Unilever has bought skincare firm Carver Korea from private equity firm Bain Capital and Goldman Sachs for €2.27 billion ($2.7 billion), strengthening its hold in North Asia, the largest skincare market in the world.
The “Korean wave” of cultural influence, or hallyu in Korean, is taking Asia by storm, with countries across the region hooked on Seoul's films, soap operas and K-pop music. Meanwhie South Korea is the fourth largest skincare market in the world and is also a source of global beauty trends.

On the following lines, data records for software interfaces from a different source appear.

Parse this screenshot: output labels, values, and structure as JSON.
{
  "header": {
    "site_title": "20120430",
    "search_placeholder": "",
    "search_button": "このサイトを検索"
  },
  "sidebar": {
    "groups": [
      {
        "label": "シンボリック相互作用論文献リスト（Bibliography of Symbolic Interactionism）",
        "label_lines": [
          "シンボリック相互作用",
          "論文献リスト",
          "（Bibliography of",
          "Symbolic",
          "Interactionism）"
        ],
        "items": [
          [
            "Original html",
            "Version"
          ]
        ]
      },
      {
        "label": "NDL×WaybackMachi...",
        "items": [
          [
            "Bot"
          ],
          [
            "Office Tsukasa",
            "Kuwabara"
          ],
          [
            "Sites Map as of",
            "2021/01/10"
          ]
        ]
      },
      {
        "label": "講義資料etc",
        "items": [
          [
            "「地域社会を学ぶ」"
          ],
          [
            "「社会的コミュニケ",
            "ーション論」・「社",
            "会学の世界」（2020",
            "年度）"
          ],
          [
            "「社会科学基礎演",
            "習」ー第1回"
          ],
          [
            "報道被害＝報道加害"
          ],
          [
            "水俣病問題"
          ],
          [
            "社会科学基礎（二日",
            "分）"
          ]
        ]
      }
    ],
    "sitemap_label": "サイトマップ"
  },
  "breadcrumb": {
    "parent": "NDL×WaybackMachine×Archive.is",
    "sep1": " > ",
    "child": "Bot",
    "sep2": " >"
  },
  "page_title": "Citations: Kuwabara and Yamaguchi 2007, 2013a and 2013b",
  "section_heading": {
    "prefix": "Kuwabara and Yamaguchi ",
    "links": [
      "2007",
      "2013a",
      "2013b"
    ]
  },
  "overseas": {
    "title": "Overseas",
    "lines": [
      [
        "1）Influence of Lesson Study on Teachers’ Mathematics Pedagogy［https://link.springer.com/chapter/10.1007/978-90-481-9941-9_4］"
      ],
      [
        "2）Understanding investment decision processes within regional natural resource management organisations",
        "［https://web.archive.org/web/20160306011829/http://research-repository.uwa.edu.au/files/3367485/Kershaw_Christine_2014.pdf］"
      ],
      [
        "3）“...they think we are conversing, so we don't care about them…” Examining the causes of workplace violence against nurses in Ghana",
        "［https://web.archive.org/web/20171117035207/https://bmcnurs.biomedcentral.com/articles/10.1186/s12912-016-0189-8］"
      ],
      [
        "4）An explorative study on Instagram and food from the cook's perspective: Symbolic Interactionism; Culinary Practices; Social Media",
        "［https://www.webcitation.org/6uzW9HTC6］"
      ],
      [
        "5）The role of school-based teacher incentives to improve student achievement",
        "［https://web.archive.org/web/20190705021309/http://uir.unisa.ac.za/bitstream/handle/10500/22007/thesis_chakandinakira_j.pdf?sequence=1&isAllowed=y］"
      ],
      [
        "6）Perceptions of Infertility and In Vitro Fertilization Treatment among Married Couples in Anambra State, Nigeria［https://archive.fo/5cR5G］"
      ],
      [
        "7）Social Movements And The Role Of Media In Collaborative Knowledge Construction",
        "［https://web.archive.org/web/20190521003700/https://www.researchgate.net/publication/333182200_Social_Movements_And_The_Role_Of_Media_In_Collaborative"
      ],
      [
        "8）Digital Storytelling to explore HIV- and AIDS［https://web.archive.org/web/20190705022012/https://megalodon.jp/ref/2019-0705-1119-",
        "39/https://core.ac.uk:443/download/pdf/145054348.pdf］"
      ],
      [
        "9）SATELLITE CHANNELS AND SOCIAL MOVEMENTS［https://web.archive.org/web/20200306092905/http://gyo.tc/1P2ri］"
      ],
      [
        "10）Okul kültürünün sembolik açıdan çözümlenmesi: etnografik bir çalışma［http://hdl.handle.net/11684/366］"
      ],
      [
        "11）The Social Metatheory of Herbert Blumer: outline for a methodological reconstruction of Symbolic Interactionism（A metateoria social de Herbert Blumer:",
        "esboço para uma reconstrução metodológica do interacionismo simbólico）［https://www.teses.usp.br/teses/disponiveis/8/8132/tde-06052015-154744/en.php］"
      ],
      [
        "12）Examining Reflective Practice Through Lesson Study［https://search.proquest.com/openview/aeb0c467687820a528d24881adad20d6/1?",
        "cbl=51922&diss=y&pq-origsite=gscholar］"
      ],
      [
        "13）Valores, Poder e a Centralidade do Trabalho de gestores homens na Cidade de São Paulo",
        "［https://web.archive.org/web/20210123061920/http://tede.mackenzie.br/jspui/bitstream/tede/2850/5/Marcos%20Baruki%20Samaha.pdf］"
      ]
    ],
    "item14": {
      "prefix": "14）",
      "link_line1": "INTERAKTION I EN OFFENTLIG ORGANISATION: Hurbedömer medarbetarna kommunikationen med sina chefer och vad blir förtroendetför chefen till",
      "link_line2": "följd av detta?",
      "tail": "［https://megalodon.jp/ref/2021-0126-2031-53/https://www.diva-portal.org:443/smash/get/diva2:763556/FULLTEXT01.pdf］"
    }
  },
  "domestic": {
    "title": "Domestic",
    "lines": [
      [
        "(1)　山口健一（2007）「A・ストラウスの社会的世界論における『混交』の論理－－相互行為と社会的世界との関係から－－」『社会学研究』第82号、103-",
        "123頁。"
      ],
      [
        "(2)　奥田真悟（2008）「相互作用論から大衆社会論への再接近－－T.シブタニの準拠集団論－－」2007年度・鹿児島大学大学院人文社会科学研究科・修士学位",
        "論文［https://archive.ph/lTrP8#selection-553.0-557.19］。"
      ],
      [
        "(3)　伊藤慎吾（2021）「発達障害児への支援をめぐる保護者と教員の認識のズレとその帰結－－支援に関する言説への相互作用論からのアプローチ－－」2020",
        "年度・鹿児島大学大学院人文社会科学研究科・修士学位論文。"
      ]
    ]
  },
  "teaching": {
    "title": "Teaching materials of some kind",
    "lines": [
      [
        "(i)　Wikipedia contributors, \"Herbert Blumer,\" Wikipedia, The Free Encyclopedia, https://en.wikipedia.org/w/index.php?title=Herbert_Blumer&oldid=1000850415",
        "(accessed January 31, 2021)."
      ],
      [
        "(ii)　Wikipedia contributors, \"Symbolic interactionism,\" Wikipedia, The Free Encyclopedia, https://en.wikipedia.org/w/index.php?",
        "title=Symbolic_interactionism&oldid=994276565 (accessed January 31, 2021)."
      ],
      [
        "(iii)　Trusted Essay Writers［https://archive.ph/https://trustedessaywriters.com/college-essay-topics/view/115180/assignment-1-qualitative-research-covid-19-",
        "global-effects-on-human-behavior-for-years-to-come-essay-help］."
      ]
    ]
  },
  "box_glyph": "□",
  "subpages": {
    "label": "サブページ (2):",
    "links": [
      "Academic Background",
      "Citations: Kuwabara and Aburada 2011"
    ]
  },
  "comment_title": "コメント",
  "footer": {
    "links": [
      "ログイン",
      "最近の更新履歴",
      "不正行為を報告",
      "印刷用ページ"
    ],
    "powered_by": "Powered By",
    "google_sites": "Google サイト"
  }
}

Global cosmetics firms are rushing to get in on the action. Estée Lauder which bought an interest in Have & Be, the South Korean company behind skin care brands Dr. Jart+ and Do The Right Thing back in 2015. L Catteron, backed by LVMH, bought a stake in Korea's Clio in 2016.
Building on its origins as an aesthetics company supplying professional products to beauty salons, Carver has become the fastest-growing skincare business in South Korea, through sales of its brand, AHC.
AHC’s portfolio is focused on two high-demand consumer spaces: age management, and hydration and nourishment.
Founded in 1999, Carver generated sales of €321 million and EBITDA of €137 million in 2016, Unilever said in a statement on Monday.
In an interview with FinanceAsia in July, Jonathan Zhu, managing director of Bain Capital, said the private equity firm had substantially expanded Carver’s e-commerce platforms so its products are now sold on major e-commerce platforms in China.
Bain Capital plans to continue to ride the hallyu wave, using Korean brands’ popularity to sell the products of its portfolio companies to China’s burgeoning middle class.
Bain Capital is in the midst of buying a controlling stake in Hugel, a South Korean medical beauty firm that produces botulinium toxin, the anti-wrinkle treatment, for KRW927.4 billion ($830 million).